Pub. date: 2010 | Online Pub. Date: December 16, 2009 | DOI: 10.4135/9781412972000 | Print ISBN: 9781412940818 | Online ISBN: 9781412972000| Publisher:SAGE Publications, Inc.About this encyclopedia
Brian L. Keeley

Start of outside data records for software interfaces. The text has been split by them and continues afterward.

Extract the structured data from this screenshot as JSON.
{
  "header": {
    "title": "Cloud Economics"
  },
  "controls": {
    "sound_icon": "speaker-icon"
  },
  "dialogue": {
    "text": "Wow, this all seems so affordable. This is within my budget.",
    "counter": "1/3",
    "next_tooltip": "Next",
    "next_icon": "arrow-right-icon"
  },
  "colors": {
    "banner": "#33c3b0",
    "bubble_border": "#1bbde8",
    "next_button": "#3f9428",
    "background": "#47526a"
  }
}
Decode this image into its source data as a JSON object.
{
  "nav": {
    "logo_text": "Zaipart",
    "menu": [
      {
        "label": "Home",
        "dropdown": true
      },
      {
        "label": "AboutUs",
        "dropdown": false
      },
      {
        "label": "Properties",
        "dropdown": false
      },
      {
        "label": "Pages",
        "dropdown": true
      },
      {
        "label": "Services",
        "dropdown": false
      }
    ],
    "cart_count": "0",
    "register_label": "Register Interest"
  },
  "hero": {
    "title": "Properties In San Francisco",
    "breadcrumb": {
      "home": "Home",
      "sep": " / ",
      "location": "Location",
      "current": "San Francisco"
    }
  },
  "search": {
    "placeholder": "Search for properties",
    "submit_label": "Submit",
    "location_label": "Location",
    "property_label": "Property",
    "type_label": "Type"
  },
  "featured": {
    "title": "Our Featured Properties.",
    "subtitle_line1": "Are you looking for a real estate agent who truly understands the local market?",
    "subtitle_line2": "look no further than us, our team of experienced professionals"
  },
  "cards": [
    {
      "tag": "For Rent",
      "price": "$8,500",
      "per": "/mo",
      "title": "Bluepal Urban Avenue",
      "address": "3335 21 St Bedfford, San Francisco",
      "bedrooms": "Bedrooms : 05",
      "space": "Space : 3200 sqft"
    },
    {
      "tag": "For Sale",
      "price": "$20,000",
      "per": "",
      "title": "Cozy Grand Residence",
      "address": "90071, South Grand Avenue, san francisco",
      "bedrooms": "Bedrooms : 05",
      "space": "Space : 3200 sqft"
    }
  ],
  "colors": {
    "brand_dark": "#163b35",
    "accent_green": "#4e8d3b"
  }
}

Our most basic understanding of the sensory modalities derives from an almost unreflective, casual introspection of our perceptual engagement with the world: Our perceptions of the world seem to come in different categories or classes. These categories— modalities —of perceptual experience appear to us as falling into largely distinct groupings and, further, are associated with different bodily organs. For example, when we perceptually interact with a rose, some of our experiences are of a red appearance, a subtle flowery odor, and a soft, velvety texture. Further, these experiences are presented to us in association with our eyes, nose, and fingertips, respectively; if you close your eyes, the experience of the redness of the rose changes, but not the velvety texture. Manipulating the petals of the rose in your fingers is accompanied by more noticeable changes in the appearance of its texture than in its odor. In addition, some take it ...